So when reporter Bente Birkeland of member station KUNC went asking around the Colorado Statehouse about sexual harassment, she wasn't expecting to find much of a story. Instead, her reporting has uncovered multiple instances of harassment of interns, staffers, even fellow lawmakers. And Bente joins us now. Welcome.

BENTE BIRKELAND, BYLINE: Happy to be here.

SUAREZ: What did you find out in your reporting that began to lead you to conclude that the Colorado Statehouse wasn't different than many other organizations when it came to this issue?

BIRKELAND: Overall, I thought, you know, we have a pretty good system here. I'm just going to ask around 'cause I should do my due diligence. And when I started talking to people about the general culture, a lot of things came up. People talked about specifically a Democratic lawmaker, Representative Steve Loebsack - he's also running for state treasurer - about intimidating behavior, harassing, vulgar language.

A Democratic fellow lawmaker claims that Representative Loebsack said sexually vulgar words to her and tried to get her to leave a party with him. Another lawmaker then said he intervened and helped out in that situation. And she's since filed a formal complaint. Aides and interns talk about their buttocks being grabbed when they set a piece of paper on someone's desk, lingering hugs, crude language. And so it was a lot more widespread than I imagined.

SUAREZ: And after your initial reporting came out, what's happened to Steve Loebsack?

BIRKELAND: Eleven people have now come forward. Five of them have publicly voiced concerns. And we do have two formal complaints against Representative Loebsack. Top Democrats, including the speaker of the House and the governor, have called for his resignation. Loebsack has said he won't step down or resign because he's done nothing wrong.

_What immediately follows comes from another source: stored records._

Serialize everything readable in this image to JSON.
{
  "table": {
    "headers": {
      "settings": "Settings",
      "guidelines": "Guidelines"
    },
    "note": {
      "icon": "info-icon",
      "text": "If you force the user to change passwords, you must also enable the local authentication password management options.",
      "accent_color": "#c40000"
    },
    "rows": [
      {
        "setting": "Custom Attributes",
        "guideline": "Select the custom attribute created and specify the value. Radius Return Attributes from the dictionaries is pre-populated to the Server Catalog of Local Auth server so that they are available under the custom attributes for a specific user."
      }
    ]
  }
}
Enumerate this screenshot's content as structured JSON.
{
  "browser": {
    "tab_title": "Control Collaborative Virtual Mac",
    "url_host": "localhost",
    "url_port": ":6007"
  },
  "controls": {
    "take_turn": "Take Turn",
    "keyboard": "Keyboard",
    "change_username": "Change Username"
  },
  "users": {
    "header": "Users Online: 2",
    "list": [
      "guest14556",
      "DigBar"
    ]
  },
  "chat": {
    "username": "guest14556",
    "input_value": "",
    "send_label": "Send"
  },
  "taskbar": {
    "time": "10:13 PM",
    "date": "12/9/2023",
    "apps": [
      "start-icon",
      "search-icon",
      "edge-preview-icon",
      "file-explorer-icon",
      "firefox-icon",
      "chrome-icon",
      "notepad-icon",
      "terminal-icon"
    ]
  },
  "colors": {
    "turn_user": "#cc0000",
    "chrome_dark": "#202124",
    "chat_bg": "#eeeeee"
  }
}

A Democratic colleague has drafted a bill to oust him from the Legislature. That takes a two-thirds vote. And that could happen when lawmakers return to the Capitol on January 10. We have another formal complaint filed against another Democrat from his former roommate. And then two Republican senators are facing formal complaints. So far, no one has called for them to resign.

SUAREZ: Right at this moment we're seeing a lot of activism encouraging women to run for office to correct the substantial gender imbalance in national politics. But Colorado is a state that's already gone down this road a long way. It's much closer to parity than almost anywhere else. How is it that this widespread sexual harassment has been tolerated, well, pretty much until your reporting?

BIRKELAND: We still have the same power dynamics in play as other statehouses across the country and Congress. Lobbyists, they're worried about their careers. They want to build relationships with lawmakers. And so a lot is at stake regarding coming forward. And then a lot of the young aides and interns are sometimes in the Capitol for a very temporary basis. And they've told me they just brush off concerns 'cause they're trying to make a good impression, make contacts, move up in their careers. One person told me she just closes her eyes and waits for it to be over when something uncomfortable happens.

Another problem for a lot of people is that these complaints do go through legislative leaders. And people find that problematic because leaders are ultimately there to protect their caucus and to protect their party's majority. And people don't feel comfortable legislative leaders knowing that they're filing a complaint against a member.

SUAREZ: So, Bente, you're still working this story.

BIRKELAND: Yes, we're working on this issue. And there's other incidences I haven't been able to corroborate yet and report on, but I don't think this is the end of it.

SUAREZ: That's reporter Bente Birkeland of member station KUNC. Thanks for talking to us.

BIRKELAND: My pleasure. Thanks.

Copyright © 2017 NPR. All rights reserved. Visit our website terms of use and permissions pages at www.npr.org for further information.

NPR transcripts are created on a rush deadline by Verb8tm, Inc., an NPR contractor, and produced using a proprietary transcription process developed with NPR. This text may not be in its final form and may be updated or revised in the future. Accuracy and availability may vary. The authoritative record of NPR’s programming is the audio record.